WEEK IN REVIEW

WEEK IN REVIEW

Years of drought and a few brush fires have transformed the rugged hills above the historic district of Kingman, Arizona along Route 66 into an almost lunar landscape.


The Cerbat Mountains along the old Beale Wagon Road present a stunning skyline of buttes and mesas.

Barney the wonder truck on the road into the rugged Cerbat Mountains. One of many adventures for the Adventurer as the Ghost Towns of the Southwest project gets under way.

The road from the now forgotten town of Stockon Hill to the rail head in Kingman passed through these canyons more than a century ago.

Here is the intrepid author at the wheel of the stalwart Adventurer, aka Barney the wonder truck.

These pictures are but a small part of the past week. As with a large percentage of the population I worked away the week with visions of adventure away from the office dancing in my head.
I started last week battling a hard winter storm on the way to Peach Springs on old Route 66. As always the family truckster (my 1988 Ford Crown Victoria LX Country Squire station wagon) got us to point A and back again. This time through driving rain, blowing snow and hard winds.
My son, his wife, and their daughter moved into their first home this week. I must confess it is nice that my wife and I, and a couple of moth eaten old cats, have the house to ourselves again but there is a certain emptiness to the place.
I finished a feature article for Old cars Weekly on the early history of front wheel drive cars. The center piece were the cars built by J. Walter Christie.
I also wrote my monthly column, The Independent Thinker, for Cars & Parts. The personality profiled in this piece was J. Walter Christie.
There has been no response from the editors at Hemmings in regards to a submitted proposal. In light of having supplied features for almost twenty years it is difficult not to feel the failure to respond is a snub.
The evenings have been spent sending letters, studying for the CDL license test, reading, and making myself familiar with the new camera. As I have been assigned the task of covering this years Route 66 Fun Run for Cars & Parts it is imperative I have intimate knowledge of its workings and quirks by May.
I have established an account with Flickr to further promote this blog as well as my writing. I must admit all of the new technology fascinates me but it is also rather confusing. It seems to change so quickly it is numbing.
The game plan for the next week is to adjust the breaks on Barney, finish the book reviews for Cars & Parts, and dig in to the ghost town project. If the weather holds I hope to get to photos of the old towns of Cerbat, Mineral Park and Chloride.
MORE FROM OLYMPUS

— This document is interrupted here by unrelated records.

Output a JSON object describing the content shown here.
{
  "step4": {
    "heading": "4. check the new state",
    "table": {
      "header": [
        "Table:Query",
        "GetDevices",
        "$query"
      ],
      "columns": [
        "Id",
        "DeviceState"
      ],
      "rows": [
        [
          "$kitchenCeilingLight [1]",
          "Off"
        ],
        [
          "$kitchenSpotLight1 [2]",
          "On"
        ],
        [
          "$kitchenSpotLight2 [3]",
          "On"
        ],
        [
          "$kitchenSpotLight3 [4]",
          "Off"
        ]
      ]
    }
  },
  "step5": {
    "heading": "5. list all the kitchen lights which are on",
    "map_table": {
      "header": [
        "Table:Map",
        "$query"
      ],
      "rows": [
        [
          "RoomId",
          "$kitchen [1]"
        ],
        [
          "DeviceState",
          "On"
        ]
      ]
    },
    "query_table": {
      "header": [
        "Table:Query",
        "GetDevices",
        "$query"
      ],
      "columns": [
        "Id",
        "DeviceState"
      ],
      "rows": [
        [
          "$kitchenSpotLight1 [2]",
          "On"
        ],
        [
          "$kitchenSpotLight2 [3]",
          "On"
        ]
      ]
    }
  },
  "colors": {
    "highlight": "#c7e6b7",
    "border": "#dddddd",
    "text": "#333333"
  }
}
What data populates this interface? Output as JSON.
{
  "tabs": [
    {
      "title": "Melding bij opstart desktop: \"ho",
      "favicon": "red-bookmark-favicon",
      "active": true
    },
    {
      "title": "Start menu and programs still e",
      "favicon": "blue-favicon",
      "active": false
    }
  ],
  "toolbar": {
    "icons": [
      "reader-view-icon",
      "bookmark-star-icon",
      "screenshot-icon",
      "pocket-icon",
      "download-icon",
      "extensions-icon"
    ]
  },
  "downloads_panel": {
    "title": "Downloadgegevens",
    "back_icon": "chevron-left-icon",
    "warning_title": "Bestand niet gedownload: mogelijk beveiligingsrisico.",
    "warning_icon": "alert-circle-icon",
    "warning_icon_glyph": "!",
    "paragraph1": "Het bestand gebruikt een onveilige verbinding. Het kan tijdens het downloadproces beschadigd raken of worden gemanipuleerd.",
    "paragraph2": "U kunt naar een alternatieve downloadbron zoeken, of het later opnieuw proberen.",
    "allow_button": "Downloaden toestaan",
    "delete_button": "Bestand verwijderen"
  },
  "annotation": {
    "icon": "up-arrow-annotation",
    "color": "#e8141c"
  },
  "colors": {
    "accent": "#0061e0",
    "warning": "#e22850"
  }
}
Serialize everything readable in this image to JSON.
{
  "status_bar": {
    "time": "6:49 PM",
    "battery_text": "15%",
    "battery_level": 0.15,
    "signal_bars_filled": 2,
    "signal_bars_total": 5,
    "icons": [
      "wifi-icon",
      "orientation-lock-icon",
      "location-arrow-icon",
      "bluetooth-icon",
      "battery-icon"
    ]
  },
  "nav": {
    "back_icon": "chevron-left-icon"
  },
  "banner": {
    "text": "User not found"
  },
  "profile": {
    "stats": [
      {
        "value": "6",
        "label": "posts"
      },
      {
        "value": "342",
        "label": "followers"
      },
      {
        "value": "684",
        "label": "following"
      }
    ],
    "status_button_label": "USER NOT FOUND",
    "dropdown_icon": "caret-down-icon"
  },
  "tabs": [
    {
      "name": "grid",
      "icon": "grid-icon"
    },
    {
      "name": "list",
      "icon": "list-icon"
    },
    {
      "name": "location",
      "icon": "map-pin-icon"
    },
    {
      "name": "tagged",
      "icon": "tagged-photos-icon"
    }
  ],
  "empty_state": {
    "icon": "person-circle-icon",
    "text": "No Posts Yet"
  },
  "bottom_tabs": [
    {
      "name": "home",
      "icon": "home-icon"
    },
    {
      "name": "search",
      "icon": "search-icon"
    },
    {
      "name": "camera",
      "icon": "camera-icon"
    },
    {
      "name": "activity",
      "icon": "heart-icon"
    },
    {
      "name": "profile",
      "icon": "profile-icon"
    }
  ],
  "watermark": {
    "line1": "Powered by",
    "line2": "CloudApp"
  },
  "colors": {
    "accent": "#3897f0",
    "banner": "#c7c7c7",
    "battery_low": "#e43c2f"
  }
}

MORE FROM OLYMPUS

Here are a few more shots of the old “hometown” with the new Olympus. All pictures are of scenes along the Beale Wagon Road. In a few months, in spite of the slowing economy, much of this area will have changed for the first time in centuries. So savor the moment for these scenes will be gone before you can blink.
A gravel operation has leveled a peak that, with its unique triangular white top, was a marker on the old road. Large scale development is erasing the canyon floors and climbing the towering walls and as you can see the city of Kingman is sweeping across the Hualapai Valley.
I couldn’t resist another opportunity to document the travels of Barney. In this photo Barney has just survived a bout with a mud hole and traffic that has turned this old, scenic road into a highway.
With the exception of the final edit Route 66 Backroads is finished. I will keep you posted as to date of release. Perhaps Barney, the wife, and I can visit your town for a book signing. That is unless Barney is replaced with something a little more appropriate such as a Model A or Studebaker pick up truck.
Next will be ghost towns of the southwest. Photos will be posted often and if possible a few vintage ones as well.
FRONT WHEEL DRIVE – IN THE BEGINNING

FRONT WHEEL DRIVE – IN THE BEGINNING

J. Walter Christie was a true pioneer in the development of front wheel drive. This photo is of one of his earliest endeavors, a racer built about 1904.
The second photos is of a 1931 Cord. The Cord is, perhaps, the most famous of the early front wheel drive American automobiles. In addition to its unique drive train configuration these cars were styling sensations that have endured the test of time.
The Miller racing specials inspired a small number of one off front wheel drive street cars. This example is even more unusual as it is four wheel drive.

WEEK IN REVIEW 2/04/08

WEEK IN REVIEW 2/04/08


I have been waiting for a break in the weather and the confusion to try out the new Olympus SP-560UZ. Well here are the first results.

You can click on the pictures to enlarge. My first impression is this is a good camera with potential limited only by my ability.
These photos were taken in the area of Fort Beale on the Beale Wagon Road. Large portions of this road were used as the original alignment of Route 66 in western Arizona.
Large areas here have been set aside as park and wilderness areas. The scope of growth in the surrounding area has been astounding.
The photo of Barney is a rare one as traffic was quite heavy yesterday morning. As stunning as the scenery is here it amazes me it survived without devlopment long enough for the city to preserve the site.
Praise the Lord for global warming! We have had weeks of daytime high temperatures in the mid to low forties. Hence my reference to weather.